→ Problem to work on: Whenever a line in the material below contains "screenshot", copy that line.

→ Available records:
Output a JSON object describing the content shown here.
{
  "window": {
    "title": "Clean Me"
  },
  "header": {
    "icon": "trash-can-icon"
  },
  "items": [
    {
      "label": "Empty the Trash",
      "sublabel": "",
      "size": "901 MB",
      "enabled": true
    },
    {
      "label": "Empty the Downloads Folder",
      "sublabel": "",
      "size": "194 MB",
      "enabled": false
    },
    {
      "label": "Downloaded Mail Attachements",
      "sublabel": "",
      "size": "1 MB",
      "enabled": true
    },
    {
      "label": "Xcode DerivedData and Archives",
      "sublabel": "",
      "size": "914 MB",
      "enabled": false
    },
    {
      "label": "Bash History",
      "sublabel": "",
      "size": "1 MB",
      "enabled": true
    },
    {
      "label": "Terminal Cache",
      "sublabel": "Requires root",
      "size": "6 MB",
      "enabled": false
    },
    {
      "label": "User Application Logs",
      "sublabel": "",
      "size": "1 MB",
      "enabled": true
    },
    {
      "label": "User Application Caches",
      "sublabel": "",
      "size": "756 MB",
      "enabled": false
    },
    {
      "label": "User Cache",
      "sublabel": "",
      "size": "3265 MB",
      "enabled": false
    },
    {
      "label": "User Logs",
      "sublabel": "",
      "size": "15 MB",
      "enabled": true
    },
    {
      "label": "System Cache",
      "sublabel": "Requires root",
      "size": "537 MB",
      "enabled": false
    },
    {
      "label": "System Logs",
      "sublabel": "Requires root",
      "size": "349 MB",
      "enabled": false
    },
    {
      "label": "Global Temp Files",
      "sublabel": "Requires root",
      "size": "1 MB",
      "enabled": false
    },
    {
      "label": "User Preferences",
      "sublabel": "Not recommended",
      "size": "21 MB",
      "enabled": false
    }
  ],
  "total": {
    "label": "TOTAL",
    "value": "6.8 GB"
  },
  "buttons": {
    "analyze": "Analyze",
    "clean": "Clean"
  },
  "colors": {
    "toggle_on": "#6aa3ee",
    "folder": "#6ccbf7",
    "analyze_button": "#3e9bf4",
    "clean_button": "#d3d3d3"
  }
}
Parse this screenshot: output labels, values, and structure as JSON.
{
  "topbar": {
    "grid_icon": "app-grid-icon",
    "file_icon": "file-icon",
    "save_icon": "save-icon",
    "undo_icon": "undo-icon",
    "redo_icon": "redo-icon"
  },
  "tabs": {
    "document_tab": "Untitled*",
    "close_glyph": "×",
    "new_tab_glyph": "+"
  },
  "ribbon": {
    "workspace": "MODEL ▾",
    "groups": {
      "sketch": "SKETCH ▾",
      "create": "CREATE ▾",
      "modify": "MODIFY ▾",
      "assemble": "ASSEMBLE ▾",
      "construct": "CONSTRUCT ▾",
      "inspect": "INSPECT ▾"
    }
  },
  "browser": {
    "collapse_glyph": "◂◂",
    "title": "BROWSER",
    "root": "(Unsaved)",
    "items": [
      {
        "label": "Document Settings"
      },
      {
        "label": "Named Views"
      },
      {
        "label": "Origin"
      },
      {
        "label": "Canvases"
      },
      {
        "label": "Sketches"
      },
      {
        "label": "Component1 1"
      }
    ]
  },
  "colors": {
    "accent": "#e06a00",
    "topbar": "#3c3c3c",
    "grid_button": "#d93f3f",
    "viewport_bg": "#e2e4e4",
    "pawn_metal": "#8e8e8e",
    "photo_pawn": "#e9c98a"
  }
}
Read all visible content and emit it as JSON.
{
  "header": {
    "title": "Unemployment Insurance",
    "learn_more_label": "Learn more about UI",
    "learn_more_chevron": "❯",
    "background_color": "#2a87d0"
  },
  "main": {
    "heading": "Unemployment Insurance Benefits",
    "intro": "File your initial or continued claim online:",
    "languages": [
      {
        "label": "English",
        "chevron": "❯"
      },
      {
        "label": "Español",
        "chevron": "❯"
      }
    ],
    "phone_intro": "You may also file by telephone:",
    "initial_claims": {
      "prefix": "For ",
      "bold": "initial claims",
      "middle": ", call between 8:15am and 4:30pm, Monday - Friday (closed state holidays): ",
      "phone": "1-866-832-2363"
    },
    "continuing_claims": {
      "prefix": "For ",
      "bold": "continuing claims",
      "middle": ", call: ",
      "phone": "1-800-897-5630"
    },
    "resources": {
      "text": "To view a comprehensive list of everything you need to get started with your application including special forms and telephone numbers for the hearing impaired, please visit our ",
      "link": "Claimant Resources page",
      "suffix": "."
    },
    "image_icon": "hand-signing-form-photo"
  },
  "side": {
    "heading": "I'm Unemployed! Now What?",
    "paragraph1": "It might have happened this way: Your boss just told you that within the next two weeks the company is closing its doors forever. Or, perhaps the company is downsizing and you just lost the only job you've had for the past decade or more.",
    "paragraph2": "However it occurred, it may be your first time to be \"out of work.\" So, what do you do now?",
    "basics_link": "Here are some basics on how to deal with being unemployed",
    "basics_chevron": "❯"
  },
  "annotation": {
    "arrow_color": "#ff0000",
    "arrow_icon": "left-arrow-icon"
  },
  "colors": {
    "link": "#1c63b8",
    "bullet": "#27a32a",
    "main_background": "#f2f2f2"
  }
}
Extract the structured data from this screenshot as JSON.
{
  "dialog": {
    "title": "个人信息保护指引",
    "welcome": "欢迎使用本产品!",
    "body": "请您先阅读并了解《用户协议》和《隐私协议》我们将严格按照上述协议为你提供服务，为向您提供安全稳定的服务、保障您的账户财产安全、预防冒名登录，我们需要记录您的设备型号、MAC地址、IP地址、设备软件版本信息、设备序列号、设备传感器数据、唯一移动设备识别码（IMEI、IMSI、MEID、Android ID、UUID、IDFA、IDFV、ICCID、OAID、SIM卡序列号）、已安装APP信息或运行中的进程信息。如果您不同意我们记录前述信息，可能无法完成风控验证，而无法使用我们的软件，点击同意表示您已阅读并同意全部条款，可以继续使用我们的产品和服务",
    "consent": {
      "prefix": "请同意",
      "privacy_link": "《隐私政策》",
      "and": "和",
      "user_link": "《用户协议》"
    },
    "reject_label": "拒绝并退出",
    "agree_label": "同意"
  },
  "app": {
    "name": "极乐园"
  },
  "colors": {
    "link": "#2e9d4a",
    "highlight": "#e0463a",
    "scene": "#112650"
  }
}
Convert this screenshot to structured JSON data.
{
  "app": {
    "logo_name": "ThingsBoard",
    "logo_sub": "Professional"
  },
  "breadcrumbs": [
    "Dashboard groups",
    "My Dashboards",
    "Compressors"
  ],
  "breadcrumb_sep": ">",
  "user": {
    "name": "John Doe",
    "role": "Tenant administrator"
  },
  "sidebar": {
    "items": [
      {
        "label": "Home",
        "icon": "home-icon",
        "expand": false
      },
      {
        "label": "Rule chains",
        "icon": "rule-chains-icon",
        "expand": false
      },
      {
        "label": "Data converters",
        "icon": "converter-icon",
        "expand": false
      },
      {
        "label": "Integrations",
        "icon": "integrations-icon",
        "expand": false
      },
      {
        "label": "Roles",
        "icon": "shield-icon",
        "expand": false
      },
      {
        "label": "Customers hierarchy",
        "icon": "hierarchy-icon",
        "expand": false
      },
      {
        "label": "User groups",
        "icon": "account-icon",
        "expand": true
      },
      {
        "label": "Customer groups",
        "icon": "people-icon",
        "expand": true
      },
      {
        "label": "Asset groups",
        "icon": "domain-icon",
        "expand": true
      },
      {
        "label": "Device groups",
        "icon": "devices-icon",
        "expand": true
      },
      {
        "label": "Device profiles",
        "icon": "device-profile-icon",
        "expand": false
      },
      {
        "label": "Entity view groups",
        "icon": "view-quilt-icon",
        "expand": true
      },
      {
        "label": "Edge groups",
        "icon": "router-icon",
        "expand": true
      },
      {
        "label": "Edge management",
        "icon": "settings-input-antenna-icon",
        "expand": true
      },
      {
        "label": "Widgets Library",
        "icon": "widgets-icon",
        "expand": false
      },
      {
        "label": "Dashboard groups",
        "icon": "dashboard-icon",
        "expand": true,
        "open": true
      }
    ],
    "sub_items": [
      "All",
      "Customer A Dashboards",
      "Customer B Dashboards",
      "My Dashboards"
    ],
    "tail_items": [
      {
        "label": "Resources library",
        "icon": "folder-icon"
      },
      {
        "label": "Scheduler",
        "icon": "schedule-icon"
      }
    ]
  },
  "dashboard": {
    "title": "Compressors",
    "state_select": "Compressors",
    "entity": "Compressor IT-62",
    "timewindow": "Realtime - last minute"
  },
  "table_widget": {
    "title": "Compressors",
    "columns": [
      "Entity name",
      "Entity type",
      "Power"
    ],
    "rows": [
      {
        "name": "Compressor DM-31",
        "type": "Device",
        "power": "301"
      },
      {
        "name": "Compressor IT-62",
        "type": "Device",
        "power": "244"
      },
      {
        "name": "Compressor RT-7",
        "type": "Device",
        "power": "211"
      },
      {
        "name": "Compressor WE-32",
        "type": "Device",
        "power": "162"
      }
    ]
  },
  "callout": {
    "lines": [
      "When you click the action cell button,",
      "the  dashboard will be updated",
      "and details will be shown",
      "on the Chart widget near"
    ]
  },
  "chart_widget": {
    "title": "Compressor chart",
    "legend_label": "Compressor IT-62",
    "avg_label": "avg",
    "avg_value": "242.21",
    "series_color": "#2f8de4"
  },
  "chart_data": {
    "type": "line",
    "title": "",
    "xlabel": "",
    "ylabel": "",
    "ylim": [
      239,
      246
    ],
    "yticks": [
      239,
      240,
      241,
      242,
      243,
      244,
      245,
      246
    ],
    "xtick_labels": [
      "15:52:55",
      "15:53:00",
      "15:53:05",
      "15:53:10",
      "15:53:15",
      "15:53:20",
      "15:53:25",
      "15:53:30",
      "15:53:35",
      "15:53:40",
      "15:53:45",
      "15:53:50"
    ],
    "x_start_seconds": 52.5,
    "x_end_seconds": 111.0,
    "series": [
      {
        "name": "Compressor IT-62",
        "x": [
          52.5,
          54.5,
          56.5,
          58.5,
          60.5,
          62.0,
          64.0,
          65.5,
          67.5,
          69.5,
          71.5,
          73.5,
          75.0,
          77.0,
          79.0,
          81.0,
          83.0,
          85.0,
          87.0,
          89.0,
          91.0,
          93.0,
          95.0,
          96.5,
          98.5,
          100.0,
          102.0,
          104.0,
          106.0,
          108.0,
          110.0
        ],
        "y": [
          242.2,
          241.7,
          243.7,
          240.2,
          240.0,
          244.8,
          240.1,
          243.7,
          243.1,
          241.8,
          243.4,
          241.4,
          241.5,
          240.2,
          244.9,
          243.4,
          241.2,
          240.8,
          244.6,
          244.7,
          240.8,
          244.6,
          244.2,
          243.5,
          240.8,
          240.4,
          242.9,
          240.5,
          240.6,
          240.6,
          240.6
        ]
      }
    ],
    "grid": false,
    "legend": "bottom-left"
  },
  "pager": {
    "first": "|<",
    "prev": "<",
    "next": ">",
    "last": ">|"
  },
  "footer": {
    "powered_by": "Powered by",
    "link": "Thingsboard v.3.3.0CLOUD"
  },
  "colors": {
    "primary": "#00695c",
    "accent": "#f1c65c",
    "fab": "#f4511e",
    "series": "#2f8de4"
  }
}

→ Output of the exercise:
Parse this screenshot: output labels, values, and structure as JSON.
Extract the structured data from this screenshot as JSON.
Convert this screenshot to structured JSON data.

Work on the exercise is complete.